1.  Webassign - Section 7.5

Homework 5 (Due Monday 2/11) - CAN BE DONE IN GROUPS OF 2-3 PEOPLE
1.  Find data from your labs, some system you studied, or the web. Set up a correlation you want to investigate, and discuss that correlation.
Calculate the least squares regression line y = Ax + B, i.e., find A and B. Also calculate the least squares error Etot and discuss if your data
are correlated.

Note, this homework should be typed. It should contain an introduction discussing the data you use, where and how are they collected, and
what do you hypothesize for your correlation. Then the data should be presented in a table and in a graph. After the introduction, show calculations.
Describe what you do in a methods section, and finally include a short discussion reflecting upon your findings.

Homework 6 (Due Wednesday 2/20)
1.    Problems 28 and 30 section 11.1

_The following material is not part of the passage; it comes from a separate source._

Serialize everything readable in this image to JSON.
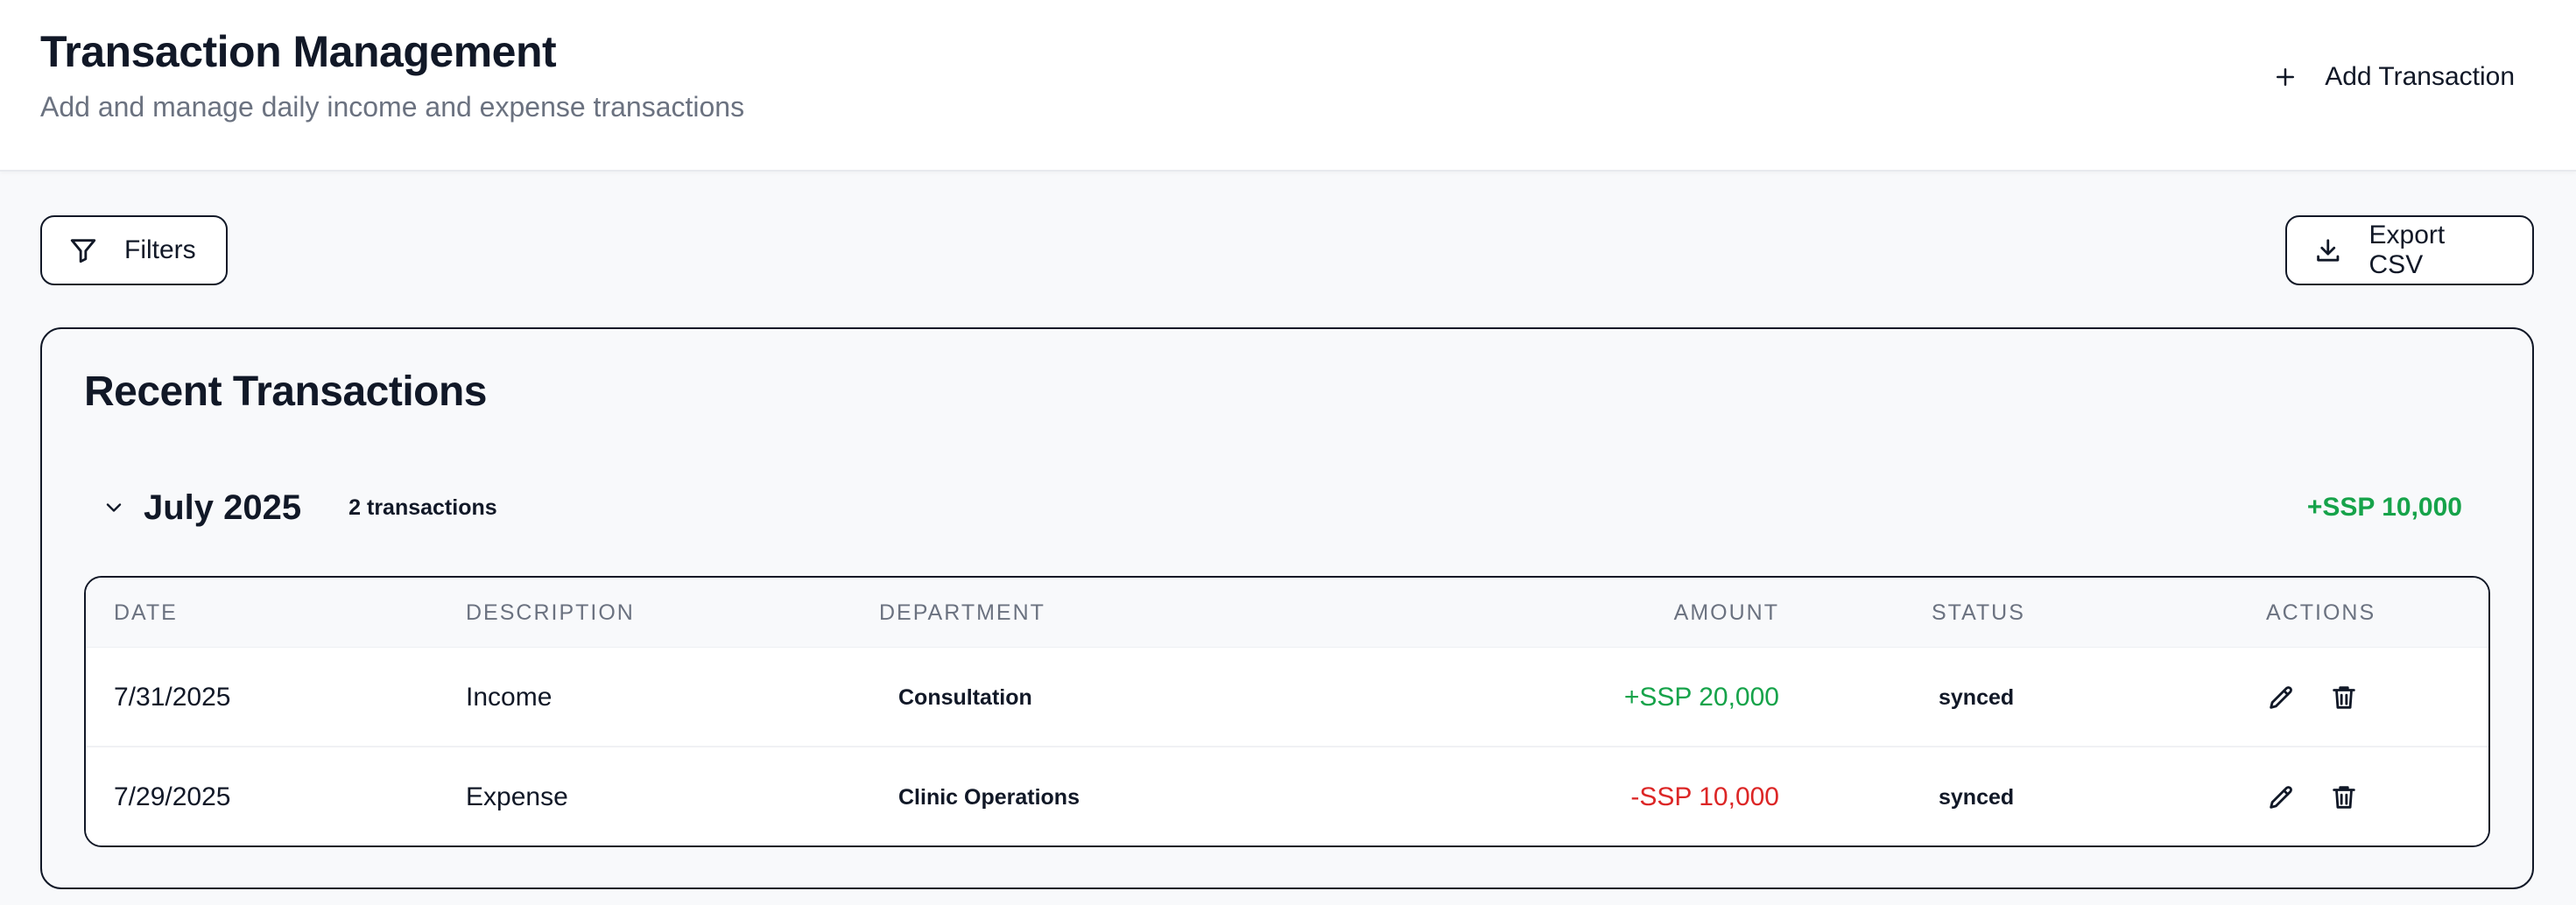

Homework 7 (Due Friday 3/1)
1.    Problems 1-12 section 11.2
Use Matlab to solve these problems,
A: Give value x for which f(x) = 0
B: Plot the function and show the value of x for which f(x) = 0
C: For two of the problems show evolution with tangent lines (you can draw these on the graphs)

Homework 8 (Due Wednesday 3/20)
1.    Section 5.1  problems 1-4, 15 - 21, 29

2.    Section 5.4  problems 2-5, 9, 10, 13, 14 (for 13 and 14 if solved in Matlab you get extra credit)

Homework 9 (Due Monday 4/1) with Dfield (http://math.rice.edu/~dfield/dfpp.html)
1.    Section 10.1 problems 1, 2, 3 sketch differential equations using slope-fields. Click on one point to sketch a curve and on the graph
write what is the initial condition satisfying that point. In addition solve the problems as stated in the book.
2.    Section 10.1 problems 7-10, solve problems stated in the book using slope-fields.
3.    Section 10.2 (NOT W/ Dfield): Problems 25, 28, 29, 40

Homework 10 (Due Monday 4/8)
1.    Section 10.3 problems 9, 11, 17, 21, 23, 25, 27

Homework 11 (Due Wednesday 4/10)
1.    Section 10.4 problems 17, 18, 19, 20, 26

Homework 12 (Due Monday 4/15)
1.    Section 10.5 problems 11, 21, 29, 34, 37

Homework 13 (Due on Day of Final 5/1) [WORTH 5% OF YOUR GRADE]
EULERCODE

1.    Section 10.7 problems 7, 9,  12,  13, 16
2.    Section 10.6 problems 18,  25 [SOLVE AS DESCRIBED AND WITH EULER'S METHOD]
3.    Section 10 supplementary problems 14, 26 [SOLVE AS DESCRIBED AND WITH EULER'S METHOD]

EXTRA CREDIT

Due Friday 1/25
1.  For the objective function f(x,y) = 48 x + 28 y with the constraint xy = 600. Find values of x and y that maximize f(x,y) using methods from MA131 (sections 2.5 and 2.6).
2.  For the objective function f(x,y) = x^2 + xy - 3y^2 with the constraint g(x,y) = 3x - y - 1. Use Lagrange multiplies (section 7.4) to find values of x and y that maximize or
minimize f(x,y). Check if the point found is a maximum or minimum.

Due Monday 2/4
1.  In the least squares notes (see link above) we calculated the first order derivatives for the error, and found formulas (for our example) predicting A and B. In general
we have A = (N sum xy - sum x sum y) / (N sum x^2 - (sum x)^2) and B = (sum y - A sum x) / N, where N is the number of points. For the example we found
A = ( 3 * 38 - 6 * 17 ) / ( 3 * 14 - 6^2 ) and B = ( 17 - 2 * 6 ) / 3. Compare these equations with those you found that satisfy that dE/dA = 0 and dE/dB = 0.